-------- Data provided --------

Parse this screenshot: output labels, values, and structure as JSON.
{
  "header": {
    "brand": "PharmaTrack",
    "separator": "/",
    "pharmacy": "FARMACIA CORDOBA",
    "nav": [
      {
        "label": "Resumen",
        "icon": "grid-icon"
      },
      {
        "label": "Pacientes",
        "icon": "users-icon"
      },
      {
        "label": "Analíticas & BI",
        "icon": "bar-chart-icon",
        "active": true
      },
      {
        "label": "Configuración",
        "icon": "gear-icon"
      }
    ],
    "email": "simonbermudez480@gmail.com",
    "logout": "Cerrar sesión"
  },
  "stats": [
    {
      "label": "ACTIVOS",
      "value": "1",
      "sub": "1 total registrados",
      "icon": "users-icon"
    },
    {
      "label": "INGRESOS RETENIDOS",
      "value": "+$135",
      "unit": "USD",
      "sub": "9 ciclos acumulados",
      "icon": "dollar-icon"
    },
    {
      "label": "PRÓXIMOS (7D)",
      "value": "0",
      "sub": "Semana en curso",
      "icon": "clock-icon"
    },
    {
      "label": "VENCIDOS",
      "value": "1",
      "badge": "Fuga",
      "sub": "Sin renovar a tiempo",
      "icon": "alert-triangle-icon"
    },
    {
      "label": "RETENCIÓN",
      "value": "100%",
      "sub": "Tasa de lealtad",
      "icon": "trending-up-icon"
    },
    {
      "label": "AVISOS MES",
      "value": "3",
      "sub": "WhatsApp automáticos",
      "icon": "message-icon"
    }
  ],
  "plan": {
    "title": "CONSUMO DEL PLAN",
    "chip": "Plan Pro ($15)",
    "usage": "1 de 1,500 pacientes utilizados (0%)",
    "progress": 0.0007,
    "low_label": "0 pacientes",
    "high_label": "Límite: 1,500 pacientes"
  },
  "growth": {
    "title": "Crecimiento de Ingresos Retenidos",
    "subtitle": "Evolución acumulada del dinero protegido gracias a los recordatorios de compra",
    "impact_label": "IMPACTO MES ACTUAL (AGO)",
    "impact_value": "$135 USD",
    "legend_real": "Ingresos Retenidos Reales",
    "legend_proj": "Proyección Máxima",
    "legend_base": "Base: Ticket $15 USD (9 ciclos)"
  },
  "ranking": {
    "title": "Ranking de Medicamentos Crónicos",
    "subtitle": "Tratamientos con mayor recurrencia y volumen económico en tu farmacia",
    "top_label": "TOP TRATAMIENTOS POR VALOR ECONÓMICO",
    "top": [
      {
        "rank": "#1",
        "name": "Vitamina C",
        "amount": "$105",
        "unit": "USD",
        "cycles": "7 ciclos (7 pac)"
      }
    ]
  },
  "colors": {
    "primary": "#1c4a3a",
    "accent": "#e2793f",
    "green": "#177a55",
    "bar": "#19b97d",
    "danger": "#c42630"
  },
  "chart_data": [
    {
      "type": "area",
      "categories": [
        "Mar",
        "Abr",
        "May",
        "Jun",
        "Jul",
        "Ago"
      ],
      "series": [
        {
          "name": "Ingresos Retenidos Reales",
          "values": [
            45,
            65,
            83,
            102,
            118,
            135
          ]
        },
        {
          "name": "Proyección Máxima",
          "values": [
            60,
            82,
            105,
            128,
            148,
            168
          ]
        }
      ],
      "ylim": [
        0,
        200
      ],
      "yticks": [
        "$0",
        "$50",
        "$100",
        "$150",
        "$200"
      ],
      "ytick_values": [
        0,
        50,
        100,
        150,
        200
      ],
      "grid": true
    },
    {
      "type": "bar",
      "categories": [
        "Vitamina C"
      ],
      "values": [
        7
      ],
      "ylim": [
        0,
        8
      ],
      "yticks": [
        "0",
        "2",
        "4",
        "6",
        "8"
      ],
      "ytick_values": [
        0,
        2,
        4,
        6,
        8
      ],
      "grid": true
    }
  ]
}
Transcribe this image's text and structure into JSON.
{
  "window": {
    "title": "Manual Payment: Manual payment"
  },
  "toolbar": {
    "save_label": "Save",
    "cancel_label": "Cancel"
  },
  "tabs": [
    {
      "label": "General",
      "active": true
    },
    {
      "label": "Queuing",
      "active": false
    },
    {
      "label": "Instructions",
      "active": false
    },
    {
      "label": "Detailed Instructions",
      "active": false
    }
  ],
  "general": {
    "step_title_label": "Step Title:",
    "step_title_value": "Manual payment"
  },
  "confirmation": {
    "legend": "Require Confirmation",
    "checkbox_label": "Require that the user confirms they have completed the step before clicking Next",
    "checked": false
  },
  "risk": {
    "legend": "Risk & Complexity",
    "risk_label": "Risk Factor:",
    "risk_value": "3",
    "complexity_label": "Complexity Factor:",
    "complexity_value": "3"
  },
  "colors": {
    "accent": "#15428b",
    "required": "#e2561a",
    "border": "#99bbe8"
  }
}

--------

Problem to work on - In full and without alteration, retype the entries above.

Problem solution -
Parse this screenshot: output labels, values, and structure as JSON.
{
  "header": {
    "brand": "PharmaTrack",
    "separator": "/",
    "pharmacy": "FARMACIA CORDOBA",
    "nav": [
      {
        "label": "Resumen",
        "icon": "grid-icon"
      },
      {
        "label": "Pacientes",
        "icon": "users-icon"
      },
      {
        "label": "Analíticas & BI",
        "icon": "bar-chart-icon",
        "active": true
      },
      {
        "label": "Configuración",
        "icon": "gear-icon"
      }
    ],
    "email": "simonbermudez480@gmail.com",
    "logout": "Cerrar sesión"
  },
  "stats": [
    {
      "label": "ACTIVOS",
      "value": "1",
      "sub": "1 total registrados",
      "icon": "users-icon"
    },
    {
      "label": "INGRESOS RETENIDOS",
      "value": "+$135",
      "unit": "USD",
      "sub": "9 ciclos acumulados",
      "icon": "dollar-icon"
    },
    {
      "label": "PRÓXIMOS (7D)",
      "value": "0",
      "sub": "Semana en curso",
      "icon": "clock-icon"
    },
    {
      "label": "VENCIDOS",
      "value": "1",
      "badge": "Fuga",
      "sub": "Sin renovar a tiempo",
      "icon": "alert-triangle-icon"
    },
    {
      "label": "RETENCIÓN",
      "value": "100%",
      "sub": "Tasa de lealtad",
      "icon": "trending-up-icon"
    },
    {
      "label": "AVISOS MES",
      "value": "3",
      "sub": "WhatsApp automáticos",
      "icon": "message-icon"
    }
  ],
  "plan": {
    "title": "CONSUMO DEL PLAN",
    "chip": "Plan Pro ($15)",
    "usage": "1 de 1,500 pacientes utilizados (0%)",
    "progress": 0.0007,
    "low_label": "0 pacientes",
    "high_label": "Límite: 1,500 pacientes"
  },
  "growth": {
    "title": "Crecimiento de Ingresos Retenidos",
    "subtitle": "Evolución acumulada del dinero protegido gracias a los recordatorios de compra",
    "impact_label": "IMPACTO MES ACTUAL (AGO)",
    "impact_value": "$135 USD",
    "legend_real": "Ingresos Retenidos Reales",
    "legend_proj": "Proyección Máxima",
    "legend_base": "Base: Ticket $15 USD (9 ciclos)"
  },
  "ranking": {
    "title": "Ranking de Medicamentos Crónicos",
    "subtitle": "Tratamientos con mayor recurrencia y volumen económico en tu farmacia",
    "top_label": "TOP TRATAMIENTOS POR VALOR ECONÓMICO",
    "top": [
      {
        "rank": "#1",
        "name": "Vitamina C",
        "amount": "$105",
        "unit": "USD",
        "cycles": "7 ciclos (7 pac)"
      }
    ]
  },
  "colors": {
    "primary": "#1c4a3a",
    "accent": "#e2793f",
    "green": "#177a55",
    "bar": "#19b97d",
    "danger": "#c42630"
  },
  "chart_data": [
    {
      "type": "area",
      "categories": [
        "Mar",
        "Abr",
        "May",
        "Jun",
        "Jul",
        "Ago"
      ],
      "series": [
        {
          "name": "Ingresos Retenidos Reales",
          "values": [
            45,
            65,
            83,
            102,
            118,
            135
          ]
        },
        {
          "name": "Proyección Máxima",
          "values": [
            60,
            82,
            105,
            128,
            148,
            168
          ]
        }
      ],
      "ylim": [
        0,
        200
      ],
      "yticks": [
        "$0",
        "$50",
        "$100",
        "$150",
        "$200"
      ],
      "ytick_values": [
        0,
        50,
        100,
        150,
        200
      ],
      "grid": true
    },
    {
      "type": "bar",
      "categories": [
        "Vitamina C"
      ],
      "values": [
        7
      ],
      "ylim": [
        0,
        8
      ],
      "yticks": [
        "0",
        "2",
        "4",
        "6",
        "8"
      ],
      "ytick_values": [
        0,
        2,
        4,
        6,
        8
      ],
      "grid": true
    }
  ]
}
Transcribe this image's text and structure into JSON.
{
  "window": {
    "title": "Manual Payment: Manual payment"
  },
  "toolbar": {
    "save_label": "Save",
    "cancel_label": "Cancel"
  },
  "tabs": [
    {
      "label": "General",
      "active": true
    },
    {
      "label": "Queuing",
      "active": false
    },
    {
      "label": "Instructions",
      "active": false
    },
    {
      "label": "Detailed Instructions",
      "active": false
    }
  ],
  "general": {
    "step_title_label": "Step Title:",
    "step_title_value": "Manual payment"
  },
  "confirmation": {
    "legend": "Require Confirmation",
    "checkbox_label": "Require that the user confirms they have completed the step before clicking Next",
    "checked": false
  },
  "risk": {
    "legend": "Risk & Complexity",
    "risk_label": "Risk Factor:",
    "risk_value": "3",
    "complexity_label": "Complexity Factor:",
    "complexity_value": "3"
  },
  "colors": {
    "accent": "#15428b",
    "required": "#e2561a",
    "border": "#99bbe8"
  }
}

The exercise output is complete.